Artist, designer and educator.
Emilio Martinez Poppe is an artist, designer, and educator born in Baltimore and working between Brooklyn and Lima, Peru. Their work includes video, interactive websites, text, performance, garment design, installation and research based collaborative projects. Emilio’s practices and collaborations have been supported by the New Museum, Cooper Union, SOMA, and the University of Massachusetts Amherst. Their work has been presented at Cornell University, MICA, Cooper Union, Creative Time, Framer Framed, Side Room, and Vlaams Cultuurhuis de Brakke Grond. Emilio is currently a member of the collective BFAMFAPhD and a member of NEW INC at the New Museum.
I've been working closely with Caroline Woolard and Susan Jahoda of BFAMFAPhD for over a year as the designer of Ten Leaps: A Lexicon for Art Education. The project takes the form of an open source text, workbook, and card game for undergraduate and graduate classes of art and design that allows a wide range of choices for organizing work, compensating workers, and producing projects to become visible and open to contestation. Ten Leaps can be used in classroom, exhibition, and workshop contexts to analyse and reimagine power relationships and support structures in the arts. It offers the vocabulary of supply chains to articulate the politics of production behind any project. Our project is included in The Visible Hand at CUE Art Foundation and can be seen through February 15.
I tend to learn about complex systems or concepts by making diagrams of them.
This is where I share them.
What do we do about fashion? The fashion industry today is governed by excess, unsustainability, and inaccessibility. While the industry continues to exploit creative capital from oppressed communities, the face of fashion remains white, thin, cis, and able-bodied. In this panel we question fashion’s turn toward queer and trans models and aesthetics. What does it mean for fashion to notice us? Is this positive representation or incorporation, or both? What role can fashion play in the furthering of our own political imaginations? And what influence do networked platforms offer in reconsidering the economic hierarchies we associate with aesthetic production? Together we explore how creatives navigate style—in all of its manufacturing, distribution, and reception—in this fashion climate of simultaneous hyper visibility and hyper inequality.
This was a panel I organized and moderated at The Cooper Union Rose Auditorium on August 23rd. Panelists include Sarah Nicole Francois, Jamal T. Lewis, Arabelle Sicardi, and Alok Vaid-Menon. I also designed the poster.

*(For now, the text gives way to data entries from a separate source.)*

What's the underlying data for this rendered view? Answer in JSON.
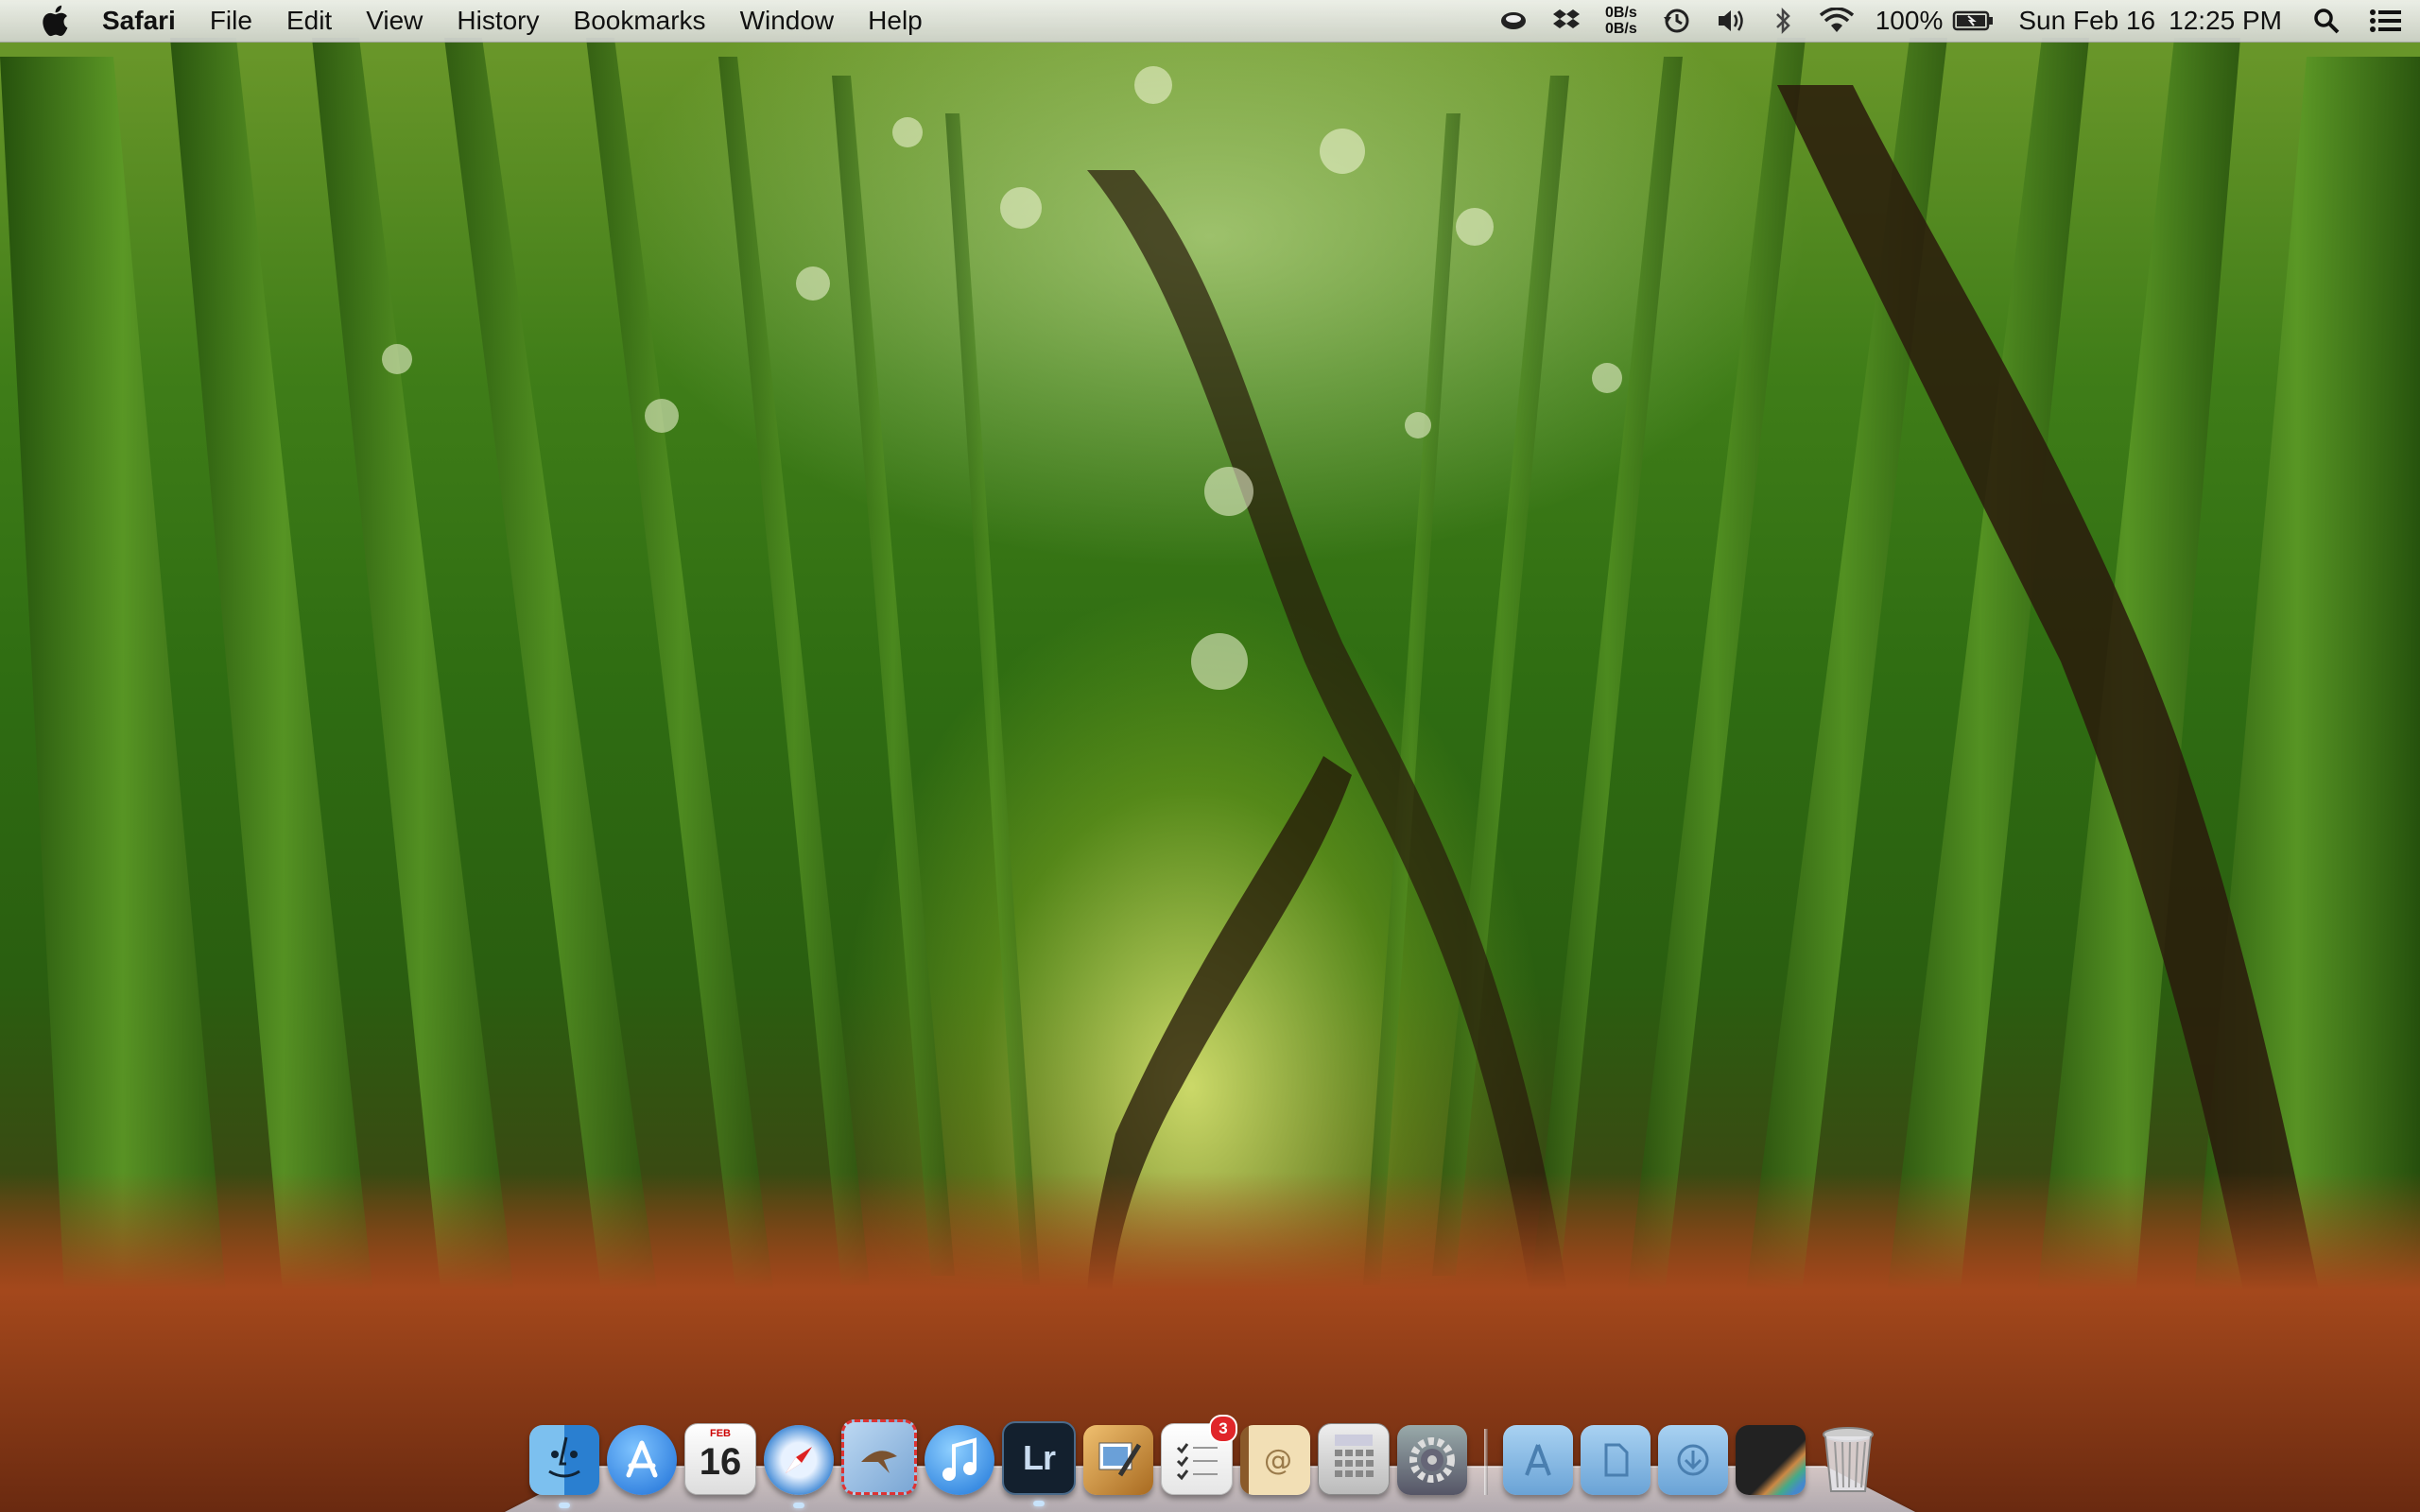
{
  "menubar": {
    "apple_icon": "apple-icon",
    "app_name": "Safari",
    "menus": [
      "File",
      "Edit",
      "View",
      "History",
      "Bookmarks",
      "Window",
      "Help"
    ],
    "status": {
      "net_up": "0B/s",
      "net_down": "0B/s",
      "battery": "100%",
      "date": "Sun Feb 16",
      "time": "12:25 PM"
    }
  },
  "dock": {
    "items": [
      {
        "name": "finder"
      },
      {
        "name": "app-store"
      },
      {
        "name": "calendar",
        "month": "FEB",
        "day": "16"
      },
      {
        "name": "safari"
      },
      {
        "name": "mail"
      },
      {
        "name": "itunes"
      },
      {
        "name": "lightroom",
        "label": "Lr"
      },
      {
        "name": "preview"
      },
      {
        "name": "reminders",
        "badge": "3"
      },
      {
        "name": "contacts"
      },
      {
        "name": "calculator"
      },
      {
        "name": "system-preferences"
      },
      {
        "name": "applications-folder"
      },
      {
        "name": "documents-folder"
      },
      {
        "name": "downloads-folder"
      },
      {
        "name": "stack"
      },
      {
        "name": "trash"
      }
    ]
  },
  "colors": {
    "menubar": "#e6e6e6",
    "badge": "#e0262a",
    "wallpaper_green": "#3f7d18",
    "wallpaper_ground": "#a0481c"
  }
}
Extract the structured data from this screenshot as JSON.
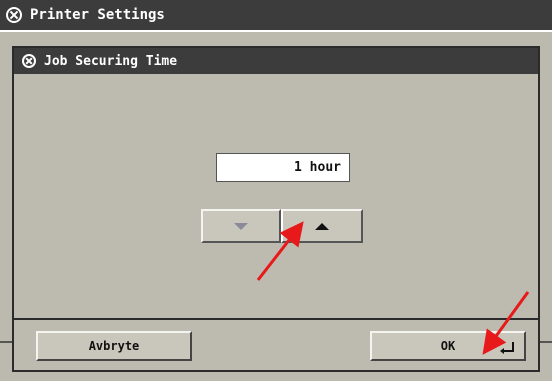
{
  "window": {
    "title": "Printer Settings",
    "icon": "settings-glyph-icon"
  },
  "dialog": {
    "title": "Job Securing Time",
    "value": "1 hour"
  },
  "buttons": {
    "cancel_label": "Avbryte",
    "ok_label": "OK"
  },
  "annotation_color": "#e8191b"
}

In 2015 I created an extracurricular class at The Cooper Union with Lika Volkova. The class was created to provide resources for students seeking an introduction into garment construction, from patternmaking to sewing. It also serves as a space for group reflection on individual projects. The workshop, which meets for twelve weeks a semester, also includes lectures on garment history, from ancient Greece through the present. These lectures built on the student’s existing knowledge of western history taught in other survey classes. They revealed the ways that shifting politics, economics and architecture affected social views on the body, how people dress themselves and construct clothing. A showcase of the student’s work was included in the Cooper Union 2016 EOYS. I also designed our poster and am working on a forthcoming textbook.
An exhibition with KT Pe Benito at the 41 Cooper Sq. Gallery in the East Village. An exhibition featuring performance, installation, video, murals, and karaoke. An exhibition with dreams of filling a convention center. An exhibition made possible by all the amazing folks in our credits and you!
Clothing is more fun when it's made by someone you know. @iamilio is my tailor-made clothing label.
Fighting to Save our Communities is an informational publication designed with the Education and Outreach Committee of the New York City Community Land Initiative (NYCCLI). This publication is being used by NYCCLI volunteers and East Harlem / El Barrio community leaders to share the opportunities Community Land Trusts offer with their neighbors. Download a PDF of the publication or contact NYCLLI for a print copy.
At Objective Pound is a conceptual travel agency developed with Sophie Serber in 2015. Documentation of our first trip @Berlin(Sophie's Camera)#sophieandemiliogotoberlin is available on our Facebook page.
TapTapFlow is a video viewing web-app whereby users interface with a YouTube video of their choosing by tapping on a web app for their smartphones. When used in a group the video will play at the speed determined by the average tap rate. The interface was developed with Tyler Paige and can be accessed on GitHub.